IF there was such a category in the Guinness Book of Records, East Lothian could claim the title of “golfingest” county in the world.
Nowhere else on the planet, not even across the Firth of Forth in Fife, is there such a concentration of golf courses in the one area. With 22 courses in less than 270 square miles, East Lothian truly is the “Golf Coast” of Scotland.
Much of the county’s fame lies with its superb links courses. This original form of golf has been practised in East Lothian for centuries – Mary Queen of Scots is recorded as having played on Musselburgh’s famous old links in the 1560s.
Musselburgh’s links now lie within the town’s racecourse and are still played on, but along the 43 miles of East Lothian coastline it is Muirfield, Gullane, North Berwick and Dunbar that have become most famed for the test they provide.
Muirfield is home to the Honourable Company of Edinburgh Golfers, the world’s oldest golf club. You do need to book some time in advance, but it is perfectly possible for golfers with even a high handicap to pit their skills against a course that in 2013 will host the Open Championship for the sixteenth time, and which has again been voted number-one course in the world by Golf Monthly magazine.
The three courses at Gullane all present a different sort of challenge, with Gullane No. 1 set to host Open qualifying in 2013, the seventh time it has done so.
Heading further east, North Berwick has also been named as a 2013 Open qualifying venue as has Dunbar’s East Links. Both have hosted many other championships over the years, and are recognised as genuinely testing links courses – Dunbar has some 14 holes that adjoin the seashore.

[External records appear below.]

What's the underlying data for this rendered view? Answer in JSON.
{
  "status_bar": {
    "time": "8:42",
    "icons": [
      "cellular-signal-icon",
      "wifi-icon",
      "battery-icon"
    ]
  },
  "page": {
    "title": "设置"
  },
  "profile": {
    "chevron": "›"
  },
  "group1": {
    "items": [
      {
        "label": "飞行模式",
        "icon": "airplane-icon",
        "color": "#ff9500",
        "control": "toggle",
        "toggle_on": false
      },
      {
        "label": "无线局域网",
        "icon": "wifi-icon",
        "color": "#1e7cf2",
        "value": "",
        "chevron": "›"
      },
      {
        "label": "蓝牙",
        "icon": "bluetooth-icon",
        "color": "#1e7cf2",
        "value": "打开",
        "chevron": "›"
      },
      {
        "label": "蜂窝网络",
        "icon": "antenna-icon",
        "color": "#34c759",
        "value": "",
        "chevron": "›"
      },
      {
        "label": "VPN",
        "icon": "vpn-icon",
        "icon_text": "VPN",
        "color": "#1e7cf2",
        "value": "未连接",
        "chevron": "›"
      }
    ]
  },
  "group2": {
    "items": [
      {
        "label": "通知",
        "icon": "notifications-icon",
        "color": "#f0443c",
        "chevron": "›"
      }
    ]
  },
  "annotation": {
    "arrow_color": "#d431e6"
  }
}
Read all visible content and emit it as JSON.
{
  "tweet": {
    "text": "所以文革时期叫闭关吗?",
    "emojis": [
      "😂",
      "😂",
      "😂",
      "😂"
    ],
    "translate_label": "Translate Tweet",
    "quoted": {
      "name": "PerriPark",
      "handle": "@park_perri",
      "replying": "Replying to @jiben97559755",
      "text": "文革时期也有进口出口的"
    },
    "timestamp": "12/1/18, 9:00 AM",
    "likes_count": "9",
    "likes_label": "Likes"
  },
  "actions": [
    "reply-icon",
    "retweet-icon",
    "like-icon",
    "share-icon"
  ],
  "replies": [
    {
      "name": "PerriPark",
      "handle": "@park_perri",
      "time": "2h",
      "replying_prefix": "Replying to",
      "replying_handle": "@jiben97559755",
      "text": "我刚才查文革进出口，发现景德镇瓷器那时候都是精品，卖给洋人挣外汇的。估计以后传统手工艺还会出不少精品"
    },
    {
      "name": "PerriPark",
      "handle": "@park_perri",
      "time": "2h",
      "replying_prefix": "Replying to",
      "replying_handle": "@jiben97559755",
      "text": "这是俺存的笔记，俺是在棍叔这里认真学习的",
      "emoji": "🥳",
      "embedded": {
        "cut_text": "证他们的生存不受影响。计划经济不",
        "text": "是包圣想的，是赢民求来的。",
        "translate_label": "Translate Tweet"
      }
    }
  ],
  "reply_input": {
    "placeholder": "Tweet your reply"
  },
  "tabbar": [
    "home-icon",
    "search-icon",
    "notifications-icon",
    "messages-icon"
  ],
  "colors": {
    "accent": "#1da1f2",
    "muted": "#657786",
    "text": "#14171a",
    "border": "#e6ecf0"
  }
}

These world-renowned courses are only part of East Lothian’s golfing story. There are smaller gems like Kilspindie by Aberlady, a links course that lengthens dramatically when the wind blows, while nearby Longniddry is an intriguing mix of links and parkland golf.

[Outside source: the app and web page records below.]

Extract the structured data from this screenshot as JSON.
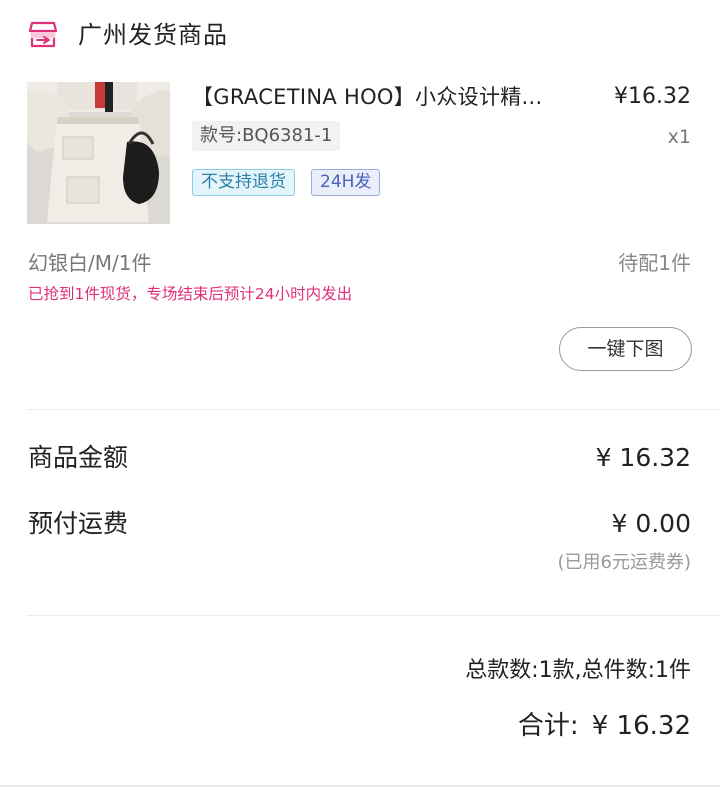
{
  "shop": {
    "icon": "shop-store-icon",
    "icon_color": "#e0307a",
    "title": "广州发货商品"
  },
  "product": {
    "image": "tweed-skirt-product-photo",
    "name": "【GRACETINA HOO】小众设计精...",
    "price": "¥16.32",
    "sku": "款号:BQ6381-1",
    "quantity": "x1",
    "tags": [
      "不支持退货",
      "24H发"
    ],
    "variant": "幻银白/M/1件",
    "status": "待配1件",
    "notice": "已抢到1件现货，专场结束后预计24小时内发出",
    "notice_color": "#e0307a",
    "download_button": "一键下图"
  },
  "fees": {
    "goods_label": "商品金额",
    "goods_value": "¥ 16.32",
    "shipping_label": "预付运费",
    "shipping_value": "¥ 0.00",
    "coupon_note": "(已用6元运费券)"
  },
  "summary": {
    "counts": "总款数:1款,总件数:1件",
    "total_label": "合计:",
    "total_value": "¥ 16.32"
  }
}
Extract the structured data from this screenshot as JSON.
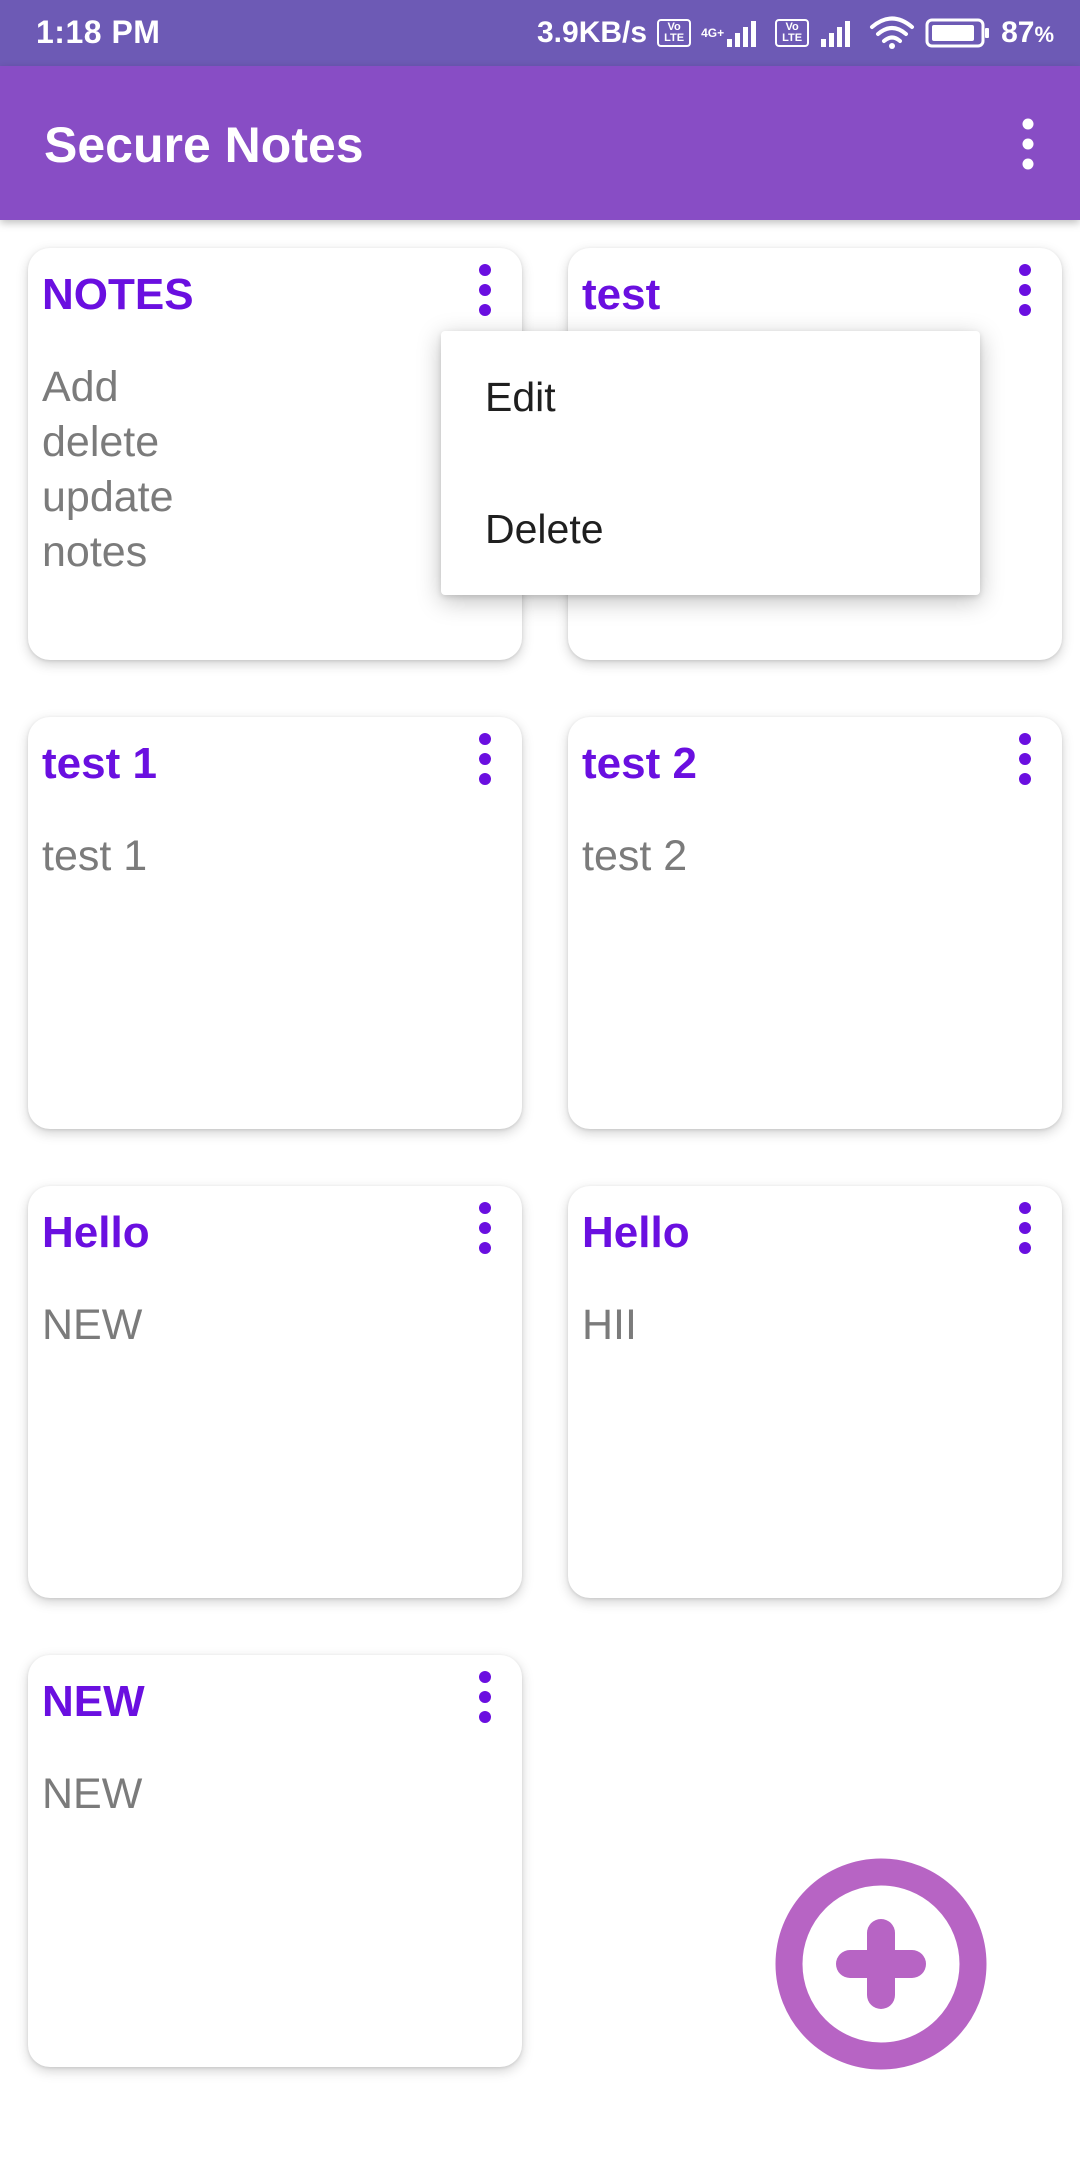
{
  "status_bar": {
    "time": "1:18 PM",
    "network_speed": "3.9KB/s",
    "sim1_volte": "Vo LTE",
    "sim1_network": "4G+",
    "sim2_volte": "Vo LTE",
    "battery": "87",
    "battery_unit": "%"
  },
  "app_bar": {
    "title": "Secure Notes"
  },
  "notes": [
    {
      "title": "NOTES",
      "body": "Add\ndelete\nupdate\nnotes"
    },
    {
      "title": "test",
      "body": ""
    },
    {
      "title": "test 1",
      "body": "test 1"
    },
    {
      "title": "test 2",
      "body": "test 2"
    },
    {
      "title": "Hello",
      "body": "NEW"
    },
    {
      "title": "Hello",
      "body": "HII"
    },
    {
      "title": "NEW",
      "body": "NEW"
    }
  ],
  "popup_menu": {
    "items": [
      {
        "label": "Edit"
      },
      {
        "label": "Delete"
      }
    ]
  },
  "colors": {
    "status_bar": "#6d5ab5",
    "app_bar": "#884dc5",
    "note_title": "#6a0fe0",
    "note_body": "#7b7b7b",
    "fab": "#b764c4"
  },
  "icons": {
    "overflow": "more-vert-icon",
    "fab": "add-circle-icon"
  }
}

Craigielaw is another links course, which hosts the Eric Grandison Golf School, while Luffness New is famed for the quality of its greens.

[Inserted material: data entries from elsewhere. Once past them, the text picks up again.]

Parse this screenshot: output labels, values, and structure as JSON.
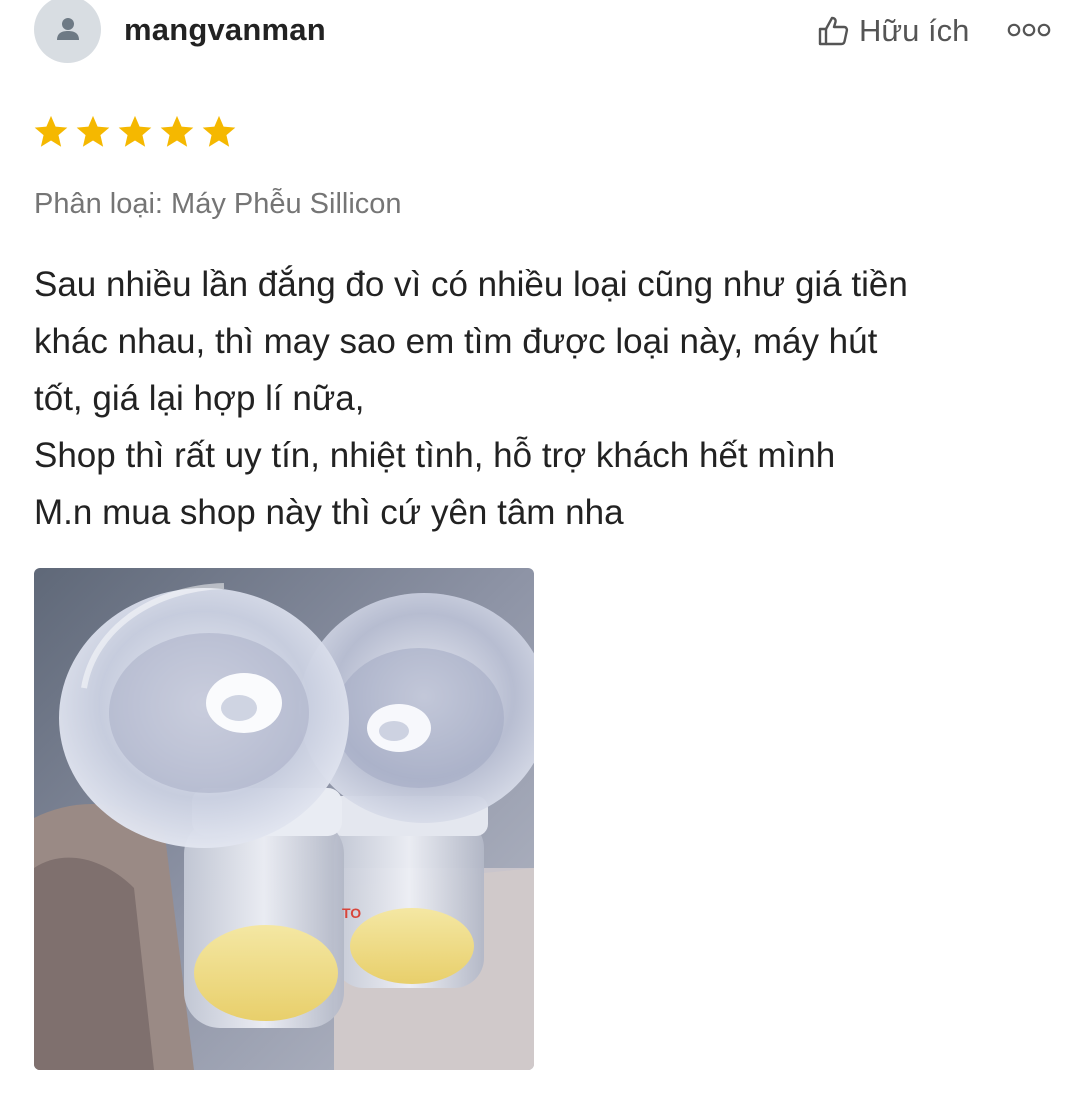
{
  "review": {
    "username": "mangvanman",
    "helpful_label": "Hữu ích",
    "rating": 5,
    "variation": "Phân loại: Máy Phễu Sillicon",
    "text_lines": [
      "Sau nhiều lần đắng đo vì có nhiều loại cũng như giá tiền",
      "khác nhau, thì may sao em tìm được loại này, máy hút",
      "tốt, giá lại hợp lí nữa,",
      "Shop thì rất uy tín, nhiệt tình, hỗ trợ khách hết mình",
      "M.n mua shop này thì cứ yên tâm nha"
    ],
    "photo_label": "TO"
  },
  "icons": {
    "avatar": "user-icon",
    "helpful": "thumbs-up-icon",
    "more": "more-options-icon",
    "star": "star-icon"
  },
  "colors": {
    "star": "#f5b800",
    "username": "#222222",
    "variation": "#757575",
    "helpful": "#555555",
    "avatar_bg": "#d8dde2",
    "avatar_fg": "#6e7a85"
  }
}
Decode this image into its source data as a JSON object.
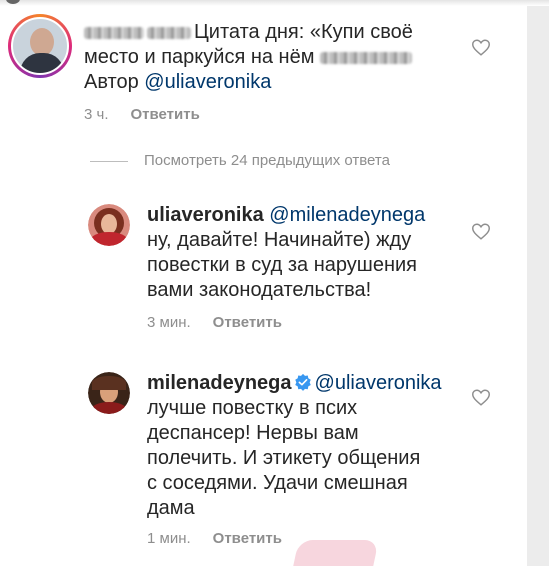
{
  "comment_main": {
    "prefix": "Цитата дня: «Купи своё",
    "line2": "место и паркуйся на нём",
    "author_label": "Автор",
    "mention": "@uliaveronika",
    "time": "3 ч.",
    "reply_label": "Ответить"
  },
  "view_replies": "Посмотреть 24 предыдущих ответа",
  "reply1": {
    "username": "uliaveronika",
    "mention": "@milenadeynega",
    "lines": [
      "ну, давайте! Начинайте) жду",
      "повестки в суд за нарушения",
      "вами законодательства!"
    ],
    "time": "3 мин.",
    "reply_label": "Ответить"
  },
  "reply2": {
    "username": "milenadeynega",
    "mention": "@uliaveronika",
    "lines": [
      "лучше повестку в псих",
      "деспансер! Нервы вам",
      "полечить. И этикету общения",
      "с соседями.  Удачи смешная",
      "дама"
    ],
    "time": "1 мин.",
    "reply_label": "Ответить"
  },
  "colors": {
    "mention": "#00376b",
    "meta": "#8e8e8e",
    "verified": "#3897f0"
  },
  "icons": [
    "heart-icon",
    "verified-badge-icon"
  ]
}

Further inland, the clubs at Haddington and Musselburgh – it’s actually at Monktonhall and will also be a 2013 Open qualifying venue – are distinguished by their treescapes, which are not usually seen on links courses.
There are also some gems in East Lothian, that you could not call hidden but which perhaps do not gain the credit they serve.
Take Whitekirk for instance. This golf and country club offers a warm welcome and excellent facilities at value prices – right now you can play 36 holes in a day for just £25.
Situated in arguably the most scenic part of East Lothian near North Berwick, Whitekirk has a links feel but is played on rich, grassy fairways that weave through gorse covered-banks and natural water hazards.
Elevated tees provide idyllic views of the surrounding farmland and the region’s landmarks, including the Bass Rock and North Berwick Law. The club combines tradition, refined decor and quality service – in short, an ideal golf resort.
Owned and operated by the Tuer family, since its opening in 1995 the course has attracted a number of professional tour events including the Mastercard tour, the Sky-televised PGA Europro tour and the Tartan tour.
Many of the players from those events have gone on to play on the main European tour, while among the celebrated visitors to Whitekirk have been Tiger Woods and Mark O’Meara, who visited the club back in 2002.
Whitekirk is not resting on its laurels and the owners were recently granted outline planning permission to expand the current facilities to include a hotel and holiday lodges.
A spokesman for Whitekirk said: “Once all of the details are confirmed the future development will be a hugely exciting time for the club.”
Whitekirk is presently offering deals such as a “winter warmer” package and fourball special deals. See www.whitekirk.com for details.
A small but spectacularly beautiful course can be found in the heart of East Lothian at Gifford. Those in the know say it is the best nine-hole course in Scotland, a verdict confirmed by Golf World magazine, no less.
If you play a full 18-hole round going over the course twice – you can vary your round by playing different tees – you will complete a very testing 6,000-yard-plus challenge.
Established in 1904 on land provided by the tenth Marquis of Tweeddale for the use of the community, Gifford has the reputation of being a Very friendly club. Set in stunning surroundings, with the Lammermuir Hills as a scenic back-drop, the club is also famed for that most vital golfing resource – its bacon rolls.
Club secretary Robert Stewart feels Gifford does not suffer from having only nine holes: “Time is much more precious these days, and many of our members and visitors like the idea of being able to complete a ‘round’ in under two hours.”
“We have a vibrant membership which showed a net increase during 2011. We are continually aiming to improve the standard of the course and clubhouse facilities, with a new short practice area due for completion next year.”